On a recent visit to a farm I saw bright yellow leaves in a pumpkin field (Fig. 1) and wondered if this could be Cucurbit yellow vine decline that was first seen two years ago. Upon closer inspection of the plants it was found to be an old nemesis of pumpkins and squash – the squash vine borer. Borer moths lay eggs mostly at the base of pumpkin and squash plants starting in late June and going through the first few weeks of July. Eggs hatch and borers quickly move their way into the base of the pumpkin stem where they feed inside the stem (Fig. 2) disrupting water and nutrient flow to the rest of the plant (Fig. 3). Insecticide sprays need to be directed to the base of the plant for several weeks. Usually the best method of control is a cultural one – rotation. Squash vine borers overwinter in the same field they fed in. Come next spring and summer they emerge and look for the nearest cucurbit field.
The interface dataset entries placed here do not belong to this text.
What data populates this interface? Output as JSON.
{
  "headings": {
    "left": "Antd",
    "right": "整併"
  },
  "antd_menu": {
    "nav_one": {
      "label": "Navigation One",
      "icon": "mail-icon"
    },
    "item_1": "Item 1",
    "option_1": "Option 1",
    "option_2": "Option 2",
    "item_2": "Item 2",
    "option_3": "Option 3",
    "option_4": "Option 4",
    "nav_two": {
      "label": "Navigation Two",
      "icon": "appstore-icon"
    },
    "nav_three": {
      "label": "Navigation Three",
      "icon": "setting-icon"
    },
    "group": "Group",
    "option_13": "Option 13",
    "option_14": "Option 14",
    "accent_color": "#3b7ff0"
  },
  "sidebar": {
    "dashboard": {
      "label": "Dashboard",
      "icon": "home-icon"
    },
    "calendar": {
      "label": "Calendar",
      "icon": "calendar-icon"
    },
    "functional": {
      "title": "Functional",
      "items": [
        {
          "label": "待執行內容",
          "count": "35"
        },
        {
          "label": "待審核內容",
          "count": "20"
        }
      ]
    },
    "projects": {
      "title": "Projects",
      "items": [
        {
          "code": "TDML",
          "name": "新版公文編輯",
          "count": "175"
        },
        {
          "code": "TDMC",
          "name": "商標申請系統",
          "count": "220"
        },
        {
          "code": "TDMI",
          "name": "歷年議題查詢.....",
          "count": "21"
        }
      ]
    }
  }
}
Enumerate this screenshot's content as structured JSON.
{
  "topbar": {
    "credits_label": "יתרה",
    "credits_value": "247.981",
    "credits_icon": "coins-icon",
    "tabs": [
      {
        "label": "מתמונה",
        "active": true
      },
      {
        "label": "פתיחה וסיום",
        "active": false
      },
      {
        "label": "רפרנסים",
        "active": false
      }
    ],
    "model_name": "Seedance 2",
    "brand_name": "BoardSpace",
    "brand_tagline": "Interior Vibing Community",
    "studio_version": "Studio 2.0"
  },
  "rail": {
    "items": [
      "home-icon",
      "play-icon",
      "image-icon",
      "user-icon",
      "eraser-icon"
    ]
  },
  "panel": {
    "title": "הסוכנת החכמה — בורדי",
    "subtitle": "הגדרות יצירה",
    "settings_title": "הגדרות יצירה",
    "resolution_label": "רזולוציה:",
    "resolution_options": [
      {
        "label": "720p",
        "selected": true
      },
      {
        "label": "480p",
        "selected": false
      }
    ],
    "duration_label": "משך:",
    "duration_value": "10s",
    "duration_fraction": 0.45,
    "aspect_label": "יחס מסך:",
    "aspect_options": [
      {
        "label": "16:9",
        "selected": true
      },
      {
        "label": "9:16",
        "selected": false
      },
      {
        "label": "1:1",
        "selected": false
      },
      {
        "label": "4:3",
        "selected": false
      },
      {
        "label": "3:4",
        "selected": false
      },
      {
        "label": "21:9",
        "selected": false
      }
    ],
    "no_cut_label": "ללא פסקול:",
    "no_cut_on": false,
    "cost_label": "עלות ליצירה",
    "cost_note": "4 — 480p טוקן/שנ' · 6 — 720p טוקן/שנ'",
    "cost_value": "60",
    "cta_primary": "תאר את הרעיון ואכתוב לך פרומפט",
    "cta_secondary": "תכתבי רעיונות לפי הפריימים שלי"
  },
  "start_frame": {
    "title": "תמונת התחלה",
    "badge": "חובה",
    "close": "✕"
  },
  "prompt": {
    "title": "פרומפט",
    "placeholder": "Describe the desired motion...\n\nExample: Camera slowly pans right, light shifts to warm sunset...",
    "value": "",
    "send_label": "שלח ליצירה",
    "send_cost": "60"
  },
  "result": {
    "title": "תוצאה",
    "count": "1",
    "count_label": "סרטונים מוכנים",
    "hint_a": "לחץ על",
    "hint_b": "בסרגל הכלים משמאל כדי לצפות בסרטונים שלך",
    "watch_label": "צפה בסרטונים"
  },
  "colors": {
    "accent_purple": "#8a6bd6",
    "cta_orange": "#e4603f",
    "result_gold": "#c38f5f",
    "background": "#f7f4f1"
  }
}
Figure 1. Pumpkins with bright yellow leaves damaged from squash vine borer
The question is how far away does the next field have to be from this year’s? In this case the grower rotated to a field that was ¼ mile from their other pumpkin field that was lightly infested the year before with squash vine borer (there are no other pumpkin fields around this farm for at least 3 miles). I know growers often do not have enough land to rotate much further than a ¼ mile. Last year’s field was not plowed or worked over the off-season or this spring so the overwintering pupae survived in large numbers and upon emergence were able to locate this year’s pumpkin field. How much of a yield decrease will result from is unknown at this time, but plants with feeding signs at their base were marked and will be followed to harvest to see what the yield reduction is. The bottom line is: a ¼ mile is probably not far enough of a rotation from even a lightly infested field and pumpkin fields that had even a light infestation of squash vine borer need to be worked in the fall and spring to destroy as many overwintering squash vine borers as possible.
Figure 2. Damage to the base of pumpkin plant from squash vine borer
Figure 3. Squash vine borer inside damaged pumpkin stem